* Work order
Every line of the data below is to be given again as it appears, with the images removed.

* Material provided
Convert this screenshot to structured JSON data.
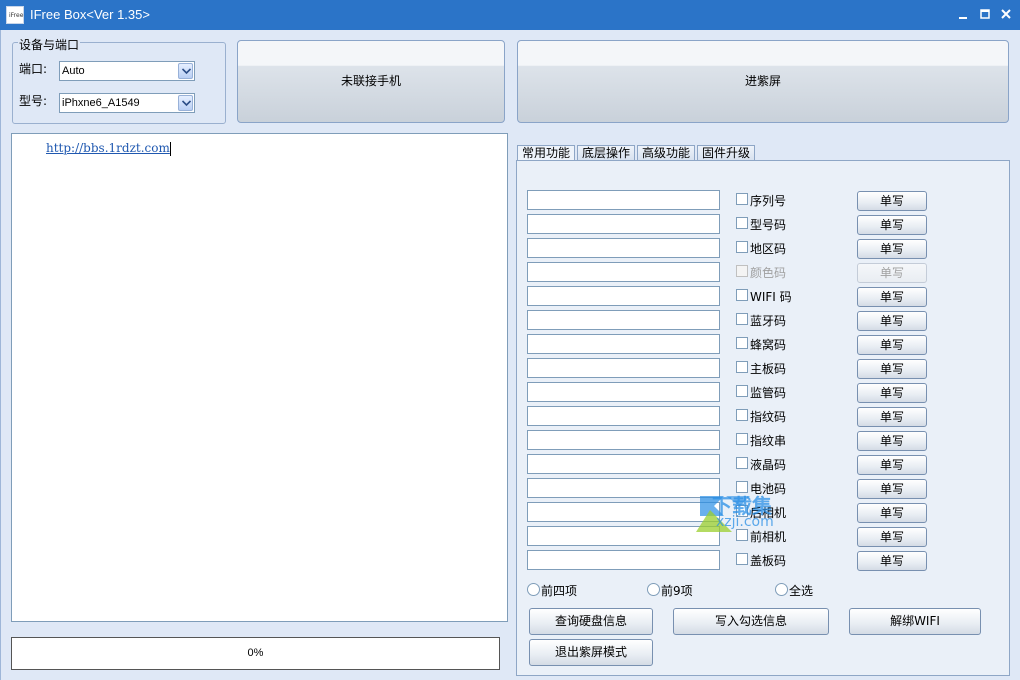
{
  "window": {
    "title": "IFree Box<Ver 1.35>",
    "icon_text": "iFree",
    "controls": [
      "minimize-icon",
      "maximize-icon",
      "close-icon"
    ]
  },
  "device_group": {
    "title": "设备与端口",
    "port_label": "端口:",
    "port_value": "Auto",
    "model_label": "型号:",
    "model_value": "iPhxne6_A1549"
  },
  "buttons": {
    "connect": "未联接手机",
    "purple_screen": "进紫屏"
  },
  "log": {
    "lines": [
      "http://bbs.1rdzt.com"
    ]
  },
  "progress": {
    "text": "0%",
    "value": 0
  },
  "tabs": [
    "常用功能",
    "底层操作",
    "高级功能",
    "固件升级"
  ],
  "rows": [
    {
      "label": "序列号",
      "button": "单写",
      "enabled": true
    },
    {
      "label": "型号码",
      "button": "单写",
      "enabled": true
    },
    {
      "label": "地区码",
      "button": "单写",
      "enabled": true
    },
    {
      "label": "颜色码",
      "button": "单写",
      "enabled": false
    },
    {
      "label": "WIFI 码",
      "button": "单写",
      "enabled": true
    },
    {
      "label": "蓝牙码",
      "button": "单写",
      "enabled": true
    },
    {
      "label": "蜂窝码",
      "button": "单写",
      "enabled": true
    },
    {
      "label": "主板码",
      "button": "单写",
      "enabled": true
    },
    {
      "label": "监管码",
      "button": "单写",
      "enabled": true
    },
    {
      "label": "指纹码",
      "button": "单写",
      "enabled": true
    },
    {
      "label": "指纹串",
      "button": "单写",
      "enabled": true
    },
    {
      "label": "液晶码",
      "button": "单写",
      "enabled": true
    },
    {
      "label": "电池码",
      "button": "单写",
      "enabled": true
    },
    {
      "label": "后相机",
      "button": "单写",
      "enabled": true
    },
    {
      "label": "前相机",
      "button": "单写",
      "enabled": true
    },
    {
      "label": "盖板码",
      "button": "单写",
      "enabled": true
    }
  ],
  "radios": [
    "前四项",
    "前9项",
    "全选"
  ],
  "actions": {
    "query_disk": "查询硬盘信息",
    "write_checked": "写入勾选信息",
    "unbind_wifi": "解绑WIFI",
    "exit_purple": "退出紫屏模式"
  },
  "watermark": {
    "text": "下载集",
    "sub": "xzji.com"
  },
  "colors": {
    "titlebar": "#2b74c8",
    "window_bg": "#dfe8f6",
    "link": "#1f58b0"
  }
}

* Exercise solution
Convert this screenshot to structured JSON data.
{
  "window": {
    "title": "IFree Box<Ver 1.35>",
    "icon_text": "iFree",
    "controls": [
      "minimize-icon",
      "maximize-icon",
      "close-icon"
    ]
  },
  "device_group": {
    "title": "设备与端口",
    "port_label": "端口:",
    "port_value": "Auto",
    "model_label": "型号:",
    "model_value": "iPhxne6_A1549"
  },
  "buttons": {
    "connect": "未联接手机",
    "purple_screen": "进紫屏"
  },
  "log": {
    "lines": [
      "http://bbs.1rdzt.com"
    ]
  },
  "progress": {
    "text": "0%",
    "value": 0
  },
  "tabs": [
    "常用功能",
    "底层操作",
    "高级功能",
    "固件升级"
  ],
  "rows": [
    {
      "label": "序列号",
      "button": "单写",
      "enabled": true
    },
    {
      "label": "型号码",
      "button": "单写",
      "enabled": true
    },
    {
      "label": "地区码",
      "button": "单写",
      "enabled": true
    },
    {
      "label": "颜色码",
      "button": "单写",
      "enabled": false
    },
    {
      "label": "WIFI 码",
      "button": "单写",
      "enabled": true
    },
    {
      "label": "蓝牙码",
      "button": "单写",
      "enabled": true
    },
    {
      "label": "蜂窝码",
      "button": "单写",
      "enabled": true
    },
    {
      "label": "主板码",
      "button": "单写",
      "enabled": true
    },
    {
      "label": "监管码",
      "button": "单写",
      "enabled": true
    },
    {
      "label": "指纹码",
      "button": "单写",
      "enabled": true
    },
    {
      "label": "指纹串",
      "button": "单写",
      "enabled": true
    },
    {
      "label": "液晶码",
      "button": "单写",
      "enabled": true
    },
    {
      "label": "电池码",
      "button": "单写",
      "enabled": true
    },
    {
      "label": "后相机",
      "button": "单写",
      "enabled": true
    },
    {
      "label": "前相机",
      "button": "单写",
      "enabled": true
    },
    {
      "label": "盖板码",
      "button": "单写",
      "enabled": true
    }
  ],
  "radios": [
    "前四项",
    "前9项",
    "全选"
  ],
  "actions": {
    "query_disk": "查询硬盘信息",
    "write_checked": "写入勾选信息",
    "unbind_wifi": "解绑WIFI",
    "exit_purple": "退出紫屏模式"
  },
  "watermark": {
    "text": "下载集",
    "sub": "xzji.com"
  },
  "colors": {
    "titlebar": "#2b74c8",
    "window_bg": "#dfe8f6",
    "link": "#1f58b0"
  }
}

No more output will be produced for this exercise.